Rare/Endangered Species:
Northern Raven
Carolina Northern Flying Squirrel
Bicknell's Thrush
Zig-Zag Salamander
Water Shrew
Squawfoot Mussel
Bandura (1998)- self-efficacy is
defined as a belief in one’s ability to organize and execute the course of
action required to attain a given outcome
Journal of Environmental Psychology
American Institutes of Research. (2005). Effects of Outdoor Education Programs for Children in California. Sacramento. Retrieved March 15, 2005.
• Children who attended outdoor school significantly raised their science scores by 3 points (27 percent), as measured by a pre- and post-survey administered immediately upon their return to school.
• The increase in science knowledge was maintained six to ten weeks following program participation, with no significant loss in science scores.
• Participation in the outdoor schools was associated with higher ratings for conflict resolution skills and cooperation (longer-term student assessments) and more positive environmental behaviors (parents' reports).
• According to teachers' ratings, the children who attended the outdoor program received significantly higher
ratings in self-esteem, conflict resolution, relationship with peers, problem solving, motivation to learn, and behavior in class.
This study assessed student performance in 40 schools that were already implementing a program to integrate environmental education
SEER’s California study was a controlled examination that compared eight paired sets of student classes. One part of each set was exposed to the environment as an integrating context for learning (EIC) program and the other part did not have such a program. In two cases, the paired classes came from the same school. In the other six cases, they came from
different, neighboring schools with closely matched demographics and socioeconomic characteristics. Data were collected from standardized test scores, site visits, teacher surveys, and interviews
A History of the Trail
The idea of the trail was thought up in 1921 by Benton MacKaye, an American forester
The first section of trail was opened up on October 7, 1923
Myron Avery became the first to hike the trail from end to end in 1936
Benton and Avery
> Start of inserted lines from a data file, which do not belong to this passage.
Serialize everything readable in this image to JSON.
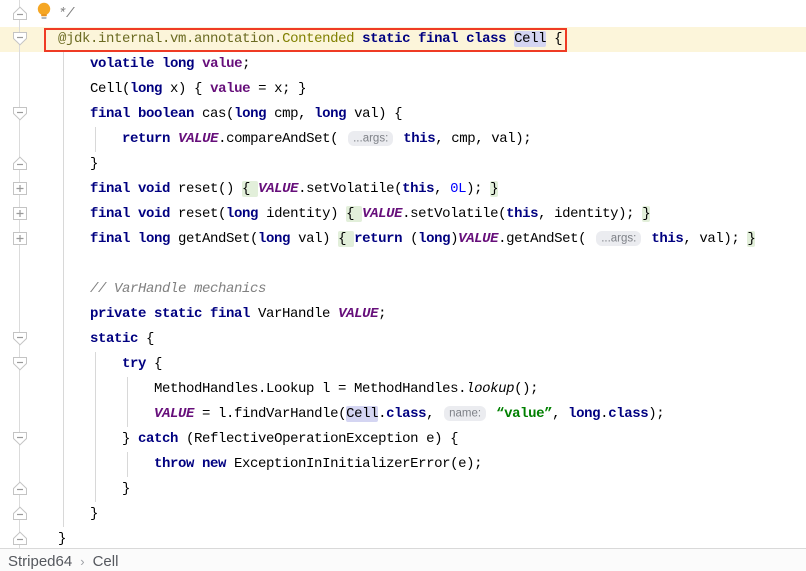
{
  "breadcrumbs": {
    "items": [
      "Striped64",
      "Cell"
    ],
    "separator": "›"
  },
  "colors": {
    "keyword": "#000080",
    "field": "#660E7A",
    "annotation": "#808000",
    "comment": "#808080",
    "string": "#008000",
    "number": "#0000FF",
    "caret_row_background": "#FCF5DA",
    "folded_region_background": "#E2EFDA",
    "identifier_highlight_background": "#D4D5F2",
    "selection_box_border": "#EF3B24",
    "inlay_hint_background": "#EBECF0",
    "inlay_hint_text": "#7E8187",
    "lightbulb": "#F5A623"
  },
  "editor": {
    "caret_line": 2,
    "highlighted_identifier": "Cell",
    "inlay_hints": [
      "...args:",
      "name:"
    ],
    "lines": [
      {
        "seg": [
          [
            "cmt",
            "    */"
          ]
        ]
      },
      {
        "seg": [
          [
            "plain",
            "    "
          ],
          [
            "annp",
            "@jdk.internal.vm.annotation."
          ],
          [
            "ann",
            "Contended"
          ],
          [
            "plain",
            " "
          ],
          [
            "kw",
            "static final class"
          ],
          [
            "plain",
            " "
          ],
          [
            "hlid",
            "Cell"
          ],
          [
            "plain",
            " {"
          ]
        ]
      },
      {
        "seg": [
          [
            "plain",
            "        "
          ],
          [
            "kw",
            "volatile long"
          ],
          [
            "plain",
            " "
          ],
          [
            "field",
            "value"
          ],
          [
            "plain",
            ";"
          ]
        ]
      },
      {
        "seg": [
          [
            "plain",
            "        Cell("
          ],
          [
            "kw",
            "long"
          ],
          [
            "plain",
            " x) { "
          ],
          [
            "field",
            "value"
          ],
          [
            "plain",
            " = x; }"
          ]
        ]
      },
      {
        "seg": [
          [
            "plain",
            "        "
          ],
          [
            "kw",
            "final boolean"
          ],
          [
            "plain",
            " cas("
          ],
          [
            "kw",
            "long"
          ],
          [
            "plain",
            " cmp, "
          ],
          [
            "kw",
            "long"
          ],
          [
            "plain",
            " val) {"
          ]
        ]
      },
      {
        "seg": [
          [
            "plain",
            "            "
          ],
          [
            "kw",
            "return"
          ],
          [
            "plain",
            " "
          ],
          [
            "sfield",
            "VALUE"
          ],
          [
            "plain",
            ".compareAndSet( "
          ],
          [
            "inlay",
            "...args:"
          ],
          [
            "plain",
            " "
          ],
          [
            "kw",
            "this"
          ],
          [
            "plain",
            ", cmp, val);"
          ]
        ]
      },
      {
        "seg": [
          [
            "plain",
            "        }"
          ]
        ]
      },
      {
        "seg": [
          [
            "plain",
            "        "
          ],
          [
            "kw",
            "final void"
          ],
          [
            "plain",
            " reset() "
          ],
          [
            "fold",
            "{ "
          ],
          [
            "sfield",
            "VALUE"
          ],
          [
            "plain",
            ".setVolatile("
          ],
          [
            "kw",
            "this"
          ],
          [
            "plain",
            ", "
          ],
          [
            "num",
            "0L"
          ],
          [
            "plain",
            "); "
          ],
          [
            "fold",
            "}"
          ]
        ]
      },
      {
        "seg": [
          [
            "plain",
            "        "
          ],
          [
            "kw",
            "final void"
          ],
          [
            "plain",
            " reset("
          ],
          [
            "kw",
            "long"
          ],
          [
            "plain",
            " identity) "
          ],
          [
            "fold",
            "{ "
          ],
          [
            "sfield",
            "VALUE"
          ],
          [
            "plain",
            ".setVolatile("
          ],
          [
            "kw",
            "this"
          ],
          [
            "plain",
            ", identity); "
          ],
          [
            "fold",
            "}"
          ]
        ]
      },
      {
        "seg": [
          [
            "plain",
            "        "
          ],
          [
            "kw",
            "final long"
          ],
          [
            "plain",
            " getAndSet("
          ],
          [
            "kw",
            "long"
          ],
          [
            "plain",
            " val) "
          ],
          [
            "fold",
            "{ "
          ],
          [
            "kw",
            "return"
          ],
          [
            "plain",
            " ("
          ],
          [
            "kw",
            "long"
          ],
          [
            "plain",
            ")"
          ],
          [
            "sfield",
            "VALUE"
          ],
          [
            "plain",
            ".getAndSet( "
          ],
          [
            "inlay",
            "...args:"
          ],
          [
            "plain",
            " "
          ],
          [
            "kw",
            "this"
          ],
          [
            "plain",
            ", val); "
          ],
          [
            "fold",
            "}"
          ]
        ]
      },
      {
        "seg": []
      },
      {
        "seg": [
          [
            "plain",
            "        "
          ],
          [
            "cmt",
            "// VarHandle mechanics"
          ]
        ]
      },
      {
        "seg": [
          [
            "plain",
            "        "
          ],
          [
            "kw",
            "private static final"
          ],
          [
            "plain",
            " VarHandle "
          ],
          [
            "sfield",
            "VALUE"
          ],
          [
            "plain",
            ";"
          ]
        ]
      },
      {
        "seg": [
          [
            "plain",
            "        "
          ],
          [
            "kw",
            "static"
          ],
          [
            "plain",
            " {"
          ]
        ]
      },
      {
        "seg": [
          [
            "plain",
            "            "
          ],
          [
            "kw",
            "try"
          ],
          [
            "plain",
            " {"
          ]
        ]
      },
      {
        "seg": [
          [
            "plain",
            "                MethodHandles.Lookup l = MethodHandles."
          ],
          [
            "mcall",
            "lookup"
          ],
          [
            "plain",
            "();"
          ]
        ]
      },
      {
        "seg": [
          [
            "plain",
            "                "
          ],
          [
            "sfield",
            "VALUE"
          ],
          [
            "plain",
            " = l.findVarHandle("
          ],
          [
            "hlid",
            "Cell"
          ],
          [
            "plain",
            "."
          ],
          [
            "kw",
            "class"
          ],
          [
            "plain",
            ", "
          ],
          [
            "inlay",
            "name:"
          ],
          [
            "plain",
            " "
          ],
          [
            "str",
            "“value”"
          ],
          [
            "plain",
            ", "
          ],
          [
            "kw",
            "long"
          ],
          [
            "plain",
            "."
          ],
          [
            "kw",
            "class"
          ],
          [
            "plain",
            ");"
          ]
        ]
      },
      {
        "seg": [
          [
            "plain",
            "            } "
          ],
          [
            "kw",
            "catch"
          ],
          [
            "plain",
            " (ReflectiveOperationException e) {"
          ]
        ]
      },
      {
        "seg": [
          [
            "plain",
            "                "
          ],
          [
            "kw",
            "throw new"
          ],
          [
            "plain",
            " ExceptionInInitializerError(e);"
          ]
        ]
      },
      {
        "seg": [
          [
            "plain",
            "            }"
          ]
        ]
      },
      {
        "seg": [
          [
            "plain",
            "        }"
          ]
        ]
      },
      {
        "seg": [
          [
            "plain",
            "    }"
          ]
        ]
      }
    ],
    "fold_markers": [
      {
        "line": 1,
        "type": "fold-end"
      },
      {
        "line": 2,
        "type": "fold-start"
      },
      {
        "line": 5,
        "type": "fold-start"
      },
      {
        "line": 7,
        "type": "fold-end"
      },
      {
        "line": 8,
        "type": "collapsed"
      },
      {
        "line": 9,
        "type": "collapsed"
      },
      {
        "line": 10,
        "type": "collapsed"
      },
      {
        "line": 14,
        "type": "fold-start"
      },
      {
        "line": 15,
        "type": "fold-start"
      },
      {
        "line": 18,
        "type": "fold-start"
      },
      {
        "line": 20,
        "type": "fold-end"
      },
      {
        "line": 21,
        "type": "fold-end"
      },
      {
        "line": 22,
        "type": "fold-end"
      }
    ]
  }
}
In October 1936 Benton set up a two-day Appalachian Trail Conference which resulted in the formation of the Appalachian Trail Conference
Psychology
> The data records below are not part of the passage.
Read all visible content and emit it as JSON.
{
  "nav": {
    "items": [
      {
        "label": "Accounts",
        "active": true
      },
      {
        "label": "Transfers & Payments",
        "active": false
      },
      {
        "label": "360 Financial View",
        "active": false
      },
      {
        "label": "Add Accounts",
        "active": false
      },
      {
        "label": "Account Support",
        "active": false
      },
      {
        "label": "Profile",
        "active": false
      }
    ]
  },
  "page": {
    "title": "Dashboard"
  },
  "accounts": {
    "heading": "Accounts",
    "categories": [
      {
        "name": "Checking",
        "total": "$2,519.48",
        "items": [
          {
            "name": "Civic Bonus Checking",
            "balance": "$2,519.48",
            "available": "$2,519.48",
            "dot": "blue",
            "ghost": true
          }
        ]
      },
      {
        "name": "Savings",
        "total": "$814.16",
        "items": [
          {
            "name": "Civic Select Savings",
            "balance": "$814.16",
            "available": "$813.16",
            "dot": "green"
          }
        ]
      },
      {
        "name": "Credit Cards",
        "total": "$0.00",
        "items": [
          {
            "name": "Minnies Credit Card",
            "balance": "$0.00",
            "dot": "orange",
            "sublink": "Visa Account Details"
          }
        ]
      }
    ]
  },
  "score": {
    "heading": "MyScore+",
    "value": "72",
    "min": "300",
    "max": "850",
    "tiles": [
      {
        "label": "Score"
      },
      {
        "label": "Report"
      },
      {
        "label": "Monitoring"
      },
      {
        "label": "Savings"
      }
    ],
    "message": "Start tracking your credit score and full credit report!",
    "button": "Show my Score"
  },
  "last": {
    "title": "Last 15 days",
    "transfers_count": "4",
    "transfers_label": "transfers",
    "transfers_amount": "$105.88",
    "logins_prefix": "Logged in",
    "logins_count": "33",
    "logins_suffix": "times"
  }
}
Increased
Biodiversity
- the variety of plants and animals living in a specific region or area
WHY
it is important- increased Biodiversity
ensures natural sustainability for all life forms
allows ecosystems to better withstand and recover from a variety of disasters
http://www.appalachiantrail.org/what-we-do/trail-management-support/trail-crews
Full transcript